Task to complete: Every entry below, first to last, should be restated word for word.

(Page and application data records)
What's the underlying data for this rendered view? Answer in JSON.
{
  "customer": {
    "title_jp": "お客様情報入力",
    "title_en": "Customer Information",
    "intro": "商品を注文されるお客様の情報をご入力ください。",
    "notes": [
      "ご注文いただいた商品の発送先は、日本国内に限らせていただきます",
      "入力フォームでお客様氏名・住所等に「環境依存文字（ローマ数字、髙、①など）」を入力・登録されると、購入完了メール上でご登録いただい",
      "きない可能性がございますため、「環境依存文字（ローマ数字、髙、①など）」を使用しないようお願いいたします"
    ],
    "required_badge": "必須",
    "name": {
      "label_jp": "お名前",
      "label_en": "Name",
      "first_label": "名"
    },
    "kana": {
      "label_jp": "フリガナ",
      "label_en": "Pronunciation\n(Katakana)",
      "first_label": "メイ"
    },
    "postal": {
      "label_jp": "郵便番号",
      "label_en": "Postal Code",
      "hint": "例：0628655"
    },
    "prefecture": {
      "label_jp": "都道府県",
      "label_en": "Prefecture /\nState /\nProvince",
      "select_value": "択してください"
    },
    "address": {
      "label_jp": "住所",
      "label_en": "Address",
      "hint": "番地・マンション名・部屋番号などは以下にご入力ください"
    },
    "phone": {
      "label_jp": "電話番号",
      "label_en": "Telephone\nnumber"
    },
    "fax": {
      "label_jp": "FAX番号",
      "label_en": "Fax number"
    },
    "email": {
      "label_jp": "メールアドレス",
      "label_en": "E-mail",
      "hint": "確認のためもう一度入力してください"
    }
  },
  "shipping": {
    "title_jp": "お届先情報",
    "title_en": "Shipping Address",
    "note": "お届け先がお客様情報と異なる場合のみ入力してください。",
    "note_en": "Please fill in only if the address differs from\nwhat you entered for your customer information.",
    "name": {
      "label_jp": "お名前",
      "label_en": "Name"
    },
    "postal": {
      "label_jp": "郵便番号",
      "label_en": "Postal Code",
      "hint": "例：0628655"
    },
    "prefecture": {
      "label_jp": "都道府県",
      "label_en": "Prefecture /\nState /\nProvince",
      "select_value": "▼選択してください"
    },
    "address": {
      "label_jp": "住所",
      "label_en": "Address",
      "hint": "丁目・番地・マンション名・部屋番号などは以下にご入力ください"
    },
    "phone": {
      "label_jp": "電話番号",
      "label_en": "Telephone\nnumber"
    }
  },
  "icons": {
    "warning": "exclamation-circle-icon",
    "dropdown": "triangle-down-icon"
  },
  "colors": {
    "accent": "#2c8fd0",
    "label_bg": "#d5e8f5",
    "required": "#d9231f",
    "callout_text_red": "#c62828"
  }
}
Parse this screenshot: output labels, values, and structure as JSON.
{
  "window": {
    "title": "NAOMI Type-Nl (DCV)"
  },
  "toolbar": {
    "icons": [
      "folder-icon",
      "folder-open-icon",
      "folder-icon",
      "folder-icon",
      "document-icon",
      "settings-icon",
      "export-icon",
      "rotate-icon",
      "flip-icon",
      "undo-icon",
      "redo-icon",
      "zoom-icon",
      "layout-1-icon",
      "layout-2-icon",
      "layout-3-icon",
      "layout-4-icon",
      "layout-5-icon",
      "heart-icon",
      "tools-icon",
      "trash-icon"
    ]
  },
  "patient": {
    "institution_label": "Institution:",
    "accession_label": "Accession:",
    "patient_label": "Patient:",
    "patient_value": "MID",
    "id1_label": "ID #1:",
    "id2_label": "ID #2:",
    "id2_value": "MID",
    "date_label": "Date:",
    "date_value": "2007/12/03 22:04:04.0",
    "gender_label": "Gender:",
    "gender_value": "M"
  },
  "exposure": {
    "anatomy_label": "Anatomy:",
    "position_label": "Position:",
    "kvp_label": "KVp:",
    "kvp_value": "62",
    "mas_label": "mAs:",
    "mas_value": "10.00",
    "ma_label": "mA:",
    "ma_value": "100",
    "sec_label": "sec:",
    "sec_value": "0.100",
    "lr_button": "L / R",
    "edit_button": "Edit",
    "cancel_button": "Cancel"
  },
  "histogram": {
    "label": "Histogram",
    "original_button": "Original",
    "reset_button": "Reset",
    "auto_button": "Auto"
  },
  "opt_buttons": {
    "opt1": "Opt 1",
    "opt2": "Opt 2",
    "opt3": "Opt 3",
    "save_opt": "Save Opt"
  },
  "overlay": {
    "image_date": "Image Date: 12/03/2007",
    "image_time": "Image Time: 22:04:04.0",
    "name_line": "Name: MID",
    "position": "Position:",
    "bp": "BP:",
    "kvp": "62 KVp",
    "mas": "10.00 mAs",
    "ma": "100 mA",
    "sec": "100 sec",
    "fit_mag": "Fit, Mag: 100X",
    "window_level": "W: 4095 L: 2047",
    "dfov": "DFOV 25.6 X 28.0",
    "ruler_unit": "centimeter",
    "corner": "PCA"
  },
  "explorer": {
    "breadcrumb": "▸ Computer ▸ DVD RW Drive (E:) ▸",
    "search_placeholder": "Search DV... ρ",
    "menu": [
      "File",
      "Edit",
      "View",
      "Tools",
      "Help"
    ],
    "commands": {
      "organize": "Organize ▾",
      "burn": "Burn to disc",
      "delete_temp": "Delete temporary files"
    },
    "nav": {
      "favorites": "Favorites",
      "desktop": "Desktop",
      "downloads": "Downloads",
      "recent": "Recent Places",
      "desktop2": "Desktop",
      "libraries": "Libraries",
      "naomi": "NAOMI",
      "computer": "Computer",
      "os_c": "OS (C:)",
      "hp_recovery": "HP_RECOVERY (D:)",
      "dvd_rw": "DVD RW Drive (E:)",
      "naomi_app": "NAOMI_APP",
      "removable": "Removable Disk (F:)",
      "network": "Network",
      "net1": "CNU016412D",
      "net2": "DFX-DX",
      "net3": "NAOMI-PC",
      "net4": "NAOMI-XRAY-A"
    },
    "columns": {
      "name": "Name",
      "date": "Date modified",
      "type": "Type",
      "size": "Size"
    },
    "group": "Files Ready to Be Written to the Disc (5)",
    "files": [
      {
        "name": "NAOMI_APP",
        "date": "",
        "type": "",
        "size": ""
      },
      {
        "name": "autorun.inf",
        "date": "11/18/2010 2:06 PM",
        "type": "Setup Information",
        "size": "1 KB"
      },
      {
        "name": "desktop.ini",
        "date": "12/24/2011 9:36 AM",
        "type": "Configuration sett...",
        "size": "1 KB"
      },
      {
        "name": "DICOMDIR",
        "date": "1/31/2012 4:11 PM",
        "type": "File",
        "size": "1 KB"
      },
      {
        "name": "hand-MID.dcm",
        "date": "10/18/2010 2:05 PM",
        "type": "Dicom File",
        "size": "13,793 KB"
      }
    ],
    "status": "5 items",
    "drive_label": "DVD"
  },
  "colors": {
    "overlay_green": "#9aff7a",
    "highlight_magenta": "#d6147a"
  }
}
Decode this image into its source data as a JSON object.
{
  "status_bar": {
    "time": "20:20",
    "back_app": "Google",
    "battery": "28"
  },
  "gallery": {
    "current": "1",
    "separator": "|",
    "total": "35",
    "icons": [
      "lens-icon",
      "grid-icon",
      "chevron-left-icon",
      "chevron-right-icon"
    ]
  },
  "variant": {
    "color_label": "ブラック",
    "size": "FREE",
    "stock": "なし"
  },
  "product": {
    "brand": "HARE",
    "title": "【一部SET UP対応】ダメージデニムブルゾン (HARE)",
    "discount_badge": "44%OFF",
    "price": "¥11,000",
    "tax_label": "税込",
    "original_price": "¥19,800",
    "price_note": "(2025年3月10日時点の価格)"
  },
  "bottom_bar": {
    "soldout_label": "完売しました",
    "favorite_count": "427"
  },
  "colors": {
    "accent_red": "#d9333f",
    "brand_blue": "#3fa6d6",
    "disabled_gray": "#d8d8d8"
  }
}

Completed exercise:
What's the underlying data for this rendered view? Answer in JSON.
{
  "customer": {
    "title_jp": "お客様情報入力",
    "title_en": "Customer Information",
    "intro": "商品を注文されるお客様の情報をご入力ください。",
    "notes": [
      "ご注文いただいた商品の発送先は、日本国内に限らせていただきます",
      "入力フォームでお客様氏名・住所等に「環境依存文字（ローマ数字、髙、①など）」を入力・登録されると、購入完了メール上でご登録いただい",
      "きない可能性がございますため、「環境依存文字（ローマ数字、髙、①など）」を使用しないようお願いいたします"
    ],
    "required_badge": "必須",
    "name": {
      "label_jp": "お名前",
      "label_en": "Name",
      "first_label": "名"
    },
    "kana": {
      "label_jp": "フリガナ",
      "label_en": "Pronunciation\n(Katakana)",
      "first_label": "メイ"
    },
    "postal": {
      "label_jp": "郵便番号",
      "label_en": "Postal Code",
      "hint": "例：0628655"
    },
    "prefecture": {
      "label_jp": "都道府県",
      "label_en": "Prefecture /\nState /\nProvince",
      "select_value": "択してください"
    },
    "address": {
      "label_jp": "住所",
      "label_en": "Address",
      "hint": "番地・マンション名・部屋番号などは以下にご入力ください"
    },
    "phone": {
      "label_jp": "電話番号",
      "label_en": "Telephone\nnumber"
    },
    "fax": {
      "label_jp": "FAX番号",
      "label_en": "Fax number"
    },
    "email": {
      "label_jp": "メールアドレス",
      "label_en": "E-mail",
      "hint": "確認のためもう一度入力してください"
    }
  },
  "shipping": {
    "title_jp": "お届先情報",
    "title_en": "Shipping Address",
    "note": "お届け先がお客様情報と異なる場合のみ入力してください。",
    "note_en": "Please fill in only if the address differs from\nwhat you entered for your customer information.",
    "name": {
      "label_jp": "お名前",
      "label_en": "Name"
    },
    "postal": {
      "label_jp": "郵便番号",
      "label_en": "Postal Code",
      "hint": "例：0628655"
    },
    "prefecture": {
      "label_jp": "都道府県",
      "label_en": "Prefecture /\nState /\nProvince",
      "select_value": "▼選択してください"
    },
    "address": {
      "label_jp": "住所",
      "label_en": "Address",
      "hint": "丁目・番地・マンション名・部屋番号などは以下にご入力ください"
    },
    "phone": {
      "label_jp": "電話番号",
      "label_en": "Telephone\nnumber"
    }
  },
  "icons": {
    "warning": "exclamation-circle-icon",
    "dropdown": "triangle-down-icon"
  },
  "colors": {
    "accent": "#2c8fd0",
    "label_bg": "#d5e8f5",
    "required": "#d9231f",
    "callout_text_red": "#c62828"
  }
}
Parse this screenshot: output labels, values, and structure as JSON.
{
  "window": {
    "title": "NAOMI Type-Nl (DCV)"
  },
  "toolbar": {
    "icons": [
      "folder-icon",
      "folder-open-icon",
      "folder-icon",
      "folder-icon",
      "document-icon",
      "settings-icon",
      "export-icon",
      "rotate-icon",
      "flip-icon",
      "undo-icon",
      "redo-icon",
      "zoom-icon",
      "layout-1-icon",
      "layout-2-icon",
      "layout-3-icon",
      "layout-4-icon",
      "layout-5-icon",
      "heart-icon",
      "tools-icon",
      "trash-icon"
    ]
  },
  "patient": {
    "institution_label": "Institution:",
    "accession_label": "Accession:",
    "patient_label": "Patient:",
    "patient_value": "MID",
    "id1_label": "ID #1:",
    "id2_label": "ID #2:",
    "id2_value": "MID",
    "date_label": "Date:",
    "date_value": "2007/12/03 22:04:04.0",
    "gender_label": "Gender:",
    "gender_value": "M"
  },
  "exposure": {
    "anatomy_label": "Anatomy:",
    "position_label": "Position:",
    "kvp_label": "KVp:",
    "kvp_value": "62",
    "mas_label": "mAs:",
    "mas_value": "10.00",
    "ma_label": "mA:",
    "ma_value": "100",
    "sec_label": "sec:",
    "sec_value": "0.100",
    "lr_button": "L / R",
    "edit_button": "Edit",
    "cancel_button": "Cancel"
  },
  "histogram": {
    "label": "Histogram",
    "original_button": "Original",
    "reset_button": "Reset",
    "auto_button": "Auto"
  },
  "opt_buttons": {
    "opt1": "Opt 1",
    "opt2": "Opt 2",
    "opt3": "Opt 3",
    "save_opt": "Save Opt"
  },
  "overlay": {
    "image_date": "Image Date: 12/03/2007",
    "image_time": "Image Time: 22:04:04.0",
    "name_line": "Name: MID",
    "position": "Position:",
    "bp": "BP:",
    "kvp": "62 KVp",
    "mas": "10.00 mAs",
    "ma": "100 mA",
    "sec": "100 sec",
    "fit_mag": "Fit, Mag: 100X",
    "window_level": "W: 4095 L: 2047",
    "dfov": "DFOV 25.6 X 28.0",
    "ruler_unit": "centimeter",
    "corner": "PCA"
  },
  "explorer": {
    "breadcrumb": "▸ Computer ▸ DVD RW Drive (E:) ▸",
    "search_placeholder": "Search DV... ρ",
    "menu": [
      "File",
      "Edit",
      "View",
      "Tools",
      "Help"
    ],
    "commands": {
      "organize": "Organize ▾",
      "burn": "Burn to disc",
      "delete_temp": "Delete temporary files"
    },
    "nav": {
      "favorites": "Favorites",
      "desktop": "Desktop",
      "downloads": "Downloads",
      "recent": "Recent Places",
      "desktop2": "Desktop",
      "libraries": "Libraries",
      "naomi": "NAOMI",
      "computer": "Computer",
      "os_c": "OS (C:)",
      "hp_recovery": "HP_RECOVERY (D:)",
      "dvd_rw": "DVD RW Drive (E:)",
      "naomi_app": "NAOMI_APP",
      "removable": "Removable Disk (F:)",
      "network": "Network",
      "net1": "CNU016412D",
      "net2": "DFX-DX",
      "net3": "NAOMI-PC",
      "net4": "NAOMI-XRAY-A"
    },
    "columns": {
      "name": "Name",
      "date": "Date modified",
      "type": "Type",
      "size": "Size"
    },
    "group": "Files Ready to Be Written to the Disc (5)",
    "files": [
      {
        "name": "NAOMI_APP",
        "date": "",
        "type": "",
        "size": ""
      },
      {
        "name": "autorun.inf",
        "date": "11/18/2010 2:06 PM",
        "type": "Setup Information",
        "size": "1 KB"
      },
      {
        "name": "desktop.ini",
        "date": "12/24/2011 9:36 AM",
        "type": "Configuration sett...",
        "size": "1 KB"
      },
      {
        "name": "DICOMDIR",
        "date": "1/31/2012 4:11 PM",
        "type": "File",
        "size": "1 KB"
      },
      {
        "name": "hand-MID.dcm",
        "date": "10/18/2010 2:05 PM",
        "type": "Dicom File",
        "size": "13,793 KB"
      }
    ],
    "status": "5 items",
    "drive_label": "DVD"
  },
  "colors": {
    "overlay_green": "#9aff7a",
    "highlight_magenta": "#d6147a"
  }
}
Decode this image into its source data as a JSON object.
{
  "status_bar": {
    "time": "20:20",
    "back_app": "Google",
    "battery": "28"
  },
  "gallery": {
    "current": "1",
    "separator": "|",
    "total": "35",
    "icons": [
      "lens-icon",
      "grid-icon",
      "chevron-left-icon",
      "chevron-right-icon"
    ]
  },
  "variant": {
    "color_label": "ブラック",
    "size": "FREE",
    "stock": "なし"
  },
  "product": {
    "brand": "HARE",
    "title": "【一部SET UP対応】ダメージデニムブルゾン (HARE)",
    "discount_badge": "44%OFF",
    "price": "¥11,000",
    "tax_label": "税込",
    "original_price": "¥19,800",
    "price_note": "(2025年3月10日時点の価格)"
  },
  "bottom_bar": {
    "soldout_label": "完売しました",
    "favorite_count": "427"
  },
  "colors": {
    "accent_red": "#d9333f",
    "brand_blue": "#3fa6d6",
    "disabled_gray": "#d8d8d8"
  }
}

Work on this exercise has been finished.